Task data:
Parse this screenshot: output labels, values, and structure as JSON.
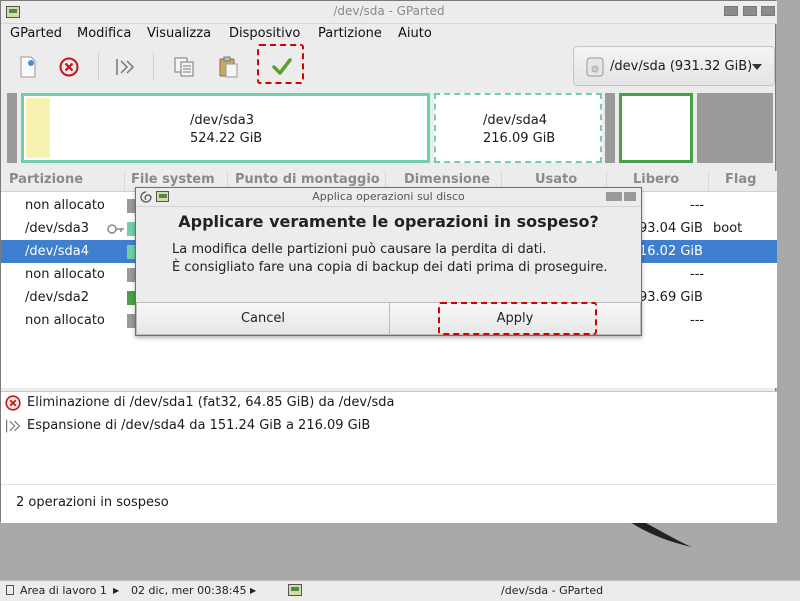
{
  "window": {
    "title": "/dev/sda - GParted"
  },
  "menubar": {
    "items": [
      "GParted",
      "Modifica",
      "Visualizza",
      "Dispositivo",
      "Partizione",
      "Aiuto"
    ]
  },
  "toolbar": {
    "buttons": [
      {
        "icon": "new-partition-icon"
      },
      {
        "icon": "delete-icon"
      },
      {
        "icon": "resize-move-icon"
      },
      {
        "icon": "copy-icon"
      },
      {
        "icon": "paste-icon"
      },
      {
        "icon": "apply-check-icon"
      }
    ]
  },
  "device": {
    "label": "/dev/sda (931.32 GiB)"
  },
  "disk_map": {
    "sda3": {
      "name": "/dev/sda3",
      "size": "524.22 GiB"
    },
    "sda4": {
      "name": "/dev/sda4",
      "size": "216.09 GiB"
    }
  },
  "table": {
    "headers": [
      "Partizione",
      "File system",
      "Punto di montaggio",
      "Dimensione",
      "Usato",
      "Libero",
      "Flag"
    ],
    "rows": [
      {
        "partition": "non allocato",
        "free": "---",
        "flag": ""
      },
      {
        "partition": "/dev/sda3",
        "free": "93.04 GiB",
        "flag": "boot"
      },
      {
        "partition": "/dev/sda4",
        "free": "16.02 GiB",
        "flag": ""
      },
      {
        "partition": "non allocato",
        "free": "---",
        "flag": ""
      },
      {
        "partition": "/dev/sda2",
        "free": "93.69 GiB",
        "flag": ""
      },
      {
        "partition": "non allocato",
        "free": "---",
        "flag": ""
      }
    ]
  },
  "operations": [
    {
      "icon": "delete-icon",
      "text": "Eliminazione di /dev/sda1 (fat32, 64.85 GiB) da /dev/sda"
    },
    {
      "icon": "resize-move-icon",
      "text": "Espansione di /dev/sda4 da 151.24 GiB a 216.09 GiB"
    }
  ],
  "status": {
    "text": "2 operazioni in sospeso"
  },
  "dialog": {
    "title": "Applica operazioni sul disco",
    "heading": "Applicare veramente le operazioni in sospeso?",
    "message_line1": "La modifica delle partizioni può causare la perdita di dati.",
    "message_line2": "È consigliato fare una copia di backup dei dati prima di proseguire.",
    "cancel_label": "Cancel",
    "apply_label": "Apply"
  },
  "taskbar": {
    "workspace": "Area di lavoro 1",
    "datetime": "02 dic, mer 00:38:45",
    "task": "/dev/sda - GParted"
  },
  "colors": {
    "selection": "#3e7fd0",
    "partition_border": "#6fcfa8",
    "ext_green": "#4aa04a",
    "highlight_red": "#d30000"
  }
}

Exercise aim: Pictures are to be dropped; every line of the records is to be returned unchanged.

Task result:
Parse this screenshot: output labels, values, and structure as JSON.
{
  "window": {
    "title": "/dev/sda - GParted"
  },
  "menubar": {
    "items": [
      "GParted",
      "Modifica",
      "Visualizza",
      "Dispositivo",
      "Partizione",
      "Aiuto"
    ]
  },
  "toolbar": {
    "buttons": [
      {
        "icon": "new-partition-icon"
      },
      {
        "icon": "delete-icon"
      },
      {
        "icon": "resize-move-icon"
      },
      {
        "icon": "copy-icon"
      },
      {
        "icon": "paste-icon"
      },
      {
        "icon": "apply-check-icon"
      }
    ]
  },
  "device": {
    "label": "/dev/sda (931.32 GiB)"
  },
  "disk_map": {
    "sda3": {
      "name": "/dev/sda3",
      "size": "524.22 GiB"
    },
    "sda4": {
      "name": "/dev/sda4",
      "size": "216.09 GiB"
    }
  },
  "table": {
    "headers": [
      "Partizione",
      "File system",
      "Punto di montaggio",
      "Dimensione",
      "Usato",
      "Libero",
      "Flag"
    ],
    "rows": [
      {
        "partition": "non allocato",
        "free": "---",
        "flag": ""
      },
      {
        "partition": "/dev/sda3",
        "free": "93.04 GiB",
        "flag": "boot"
      },
      {
        "partition": "/dev/sda4",
        "free": "16.02 GiB",
        "flag": ""
      },
      {
        "partition": "non allocato",
        "free": "---",
        "flag": ""
      },
      {
        "partition": "/dev/sda2",
        "free": "93.69 GiB",
        "flag": ""
      },
      {
        "partition": "non allocato",
        "free": "---",
        "flag": ""
      }
    ]
  },
  "operations": [
    {
      "icon": "delete-icon",
      "text": "Eliminazione di /dev/sda1 (fat32, 64.85 GiB) da /dev/sda"
    },
    {
      "icon": "resize-move-icon",
      "text": "Espansione di /dev/sda4 da 151.24 GiB a 216.09 GiB"
    }
  ],
  "status": {
    "text": "2 operazioni in sospeso"
  },
  "dialog": {
    "title": "Applica operazioni sul disco",
    "heading": "Applicare veramente le operazioni in sospeso?",
    "message_line1": "La modifica delle partizioni può causare la perdita di dati.",
    "message_line2": "È consigliato fare una copia di backup dei dati prima di proseguire.",
    "cancel_label": "Cancel",
    "apply_label": "Apply"
  },
  "taskbar": {
    "workspace": "Area di lavoro 1",
    "datetime": "02 dic, mer 00:38:45",
    "task": "/dev/sda - GParted"
  },
  "colors": {
    "selection": "#3e7fd0",
    "partition_border": "#6fcfa8",
    "ext_green": "#4aa04a",
    "highlight_red": "#d30000"
  }
}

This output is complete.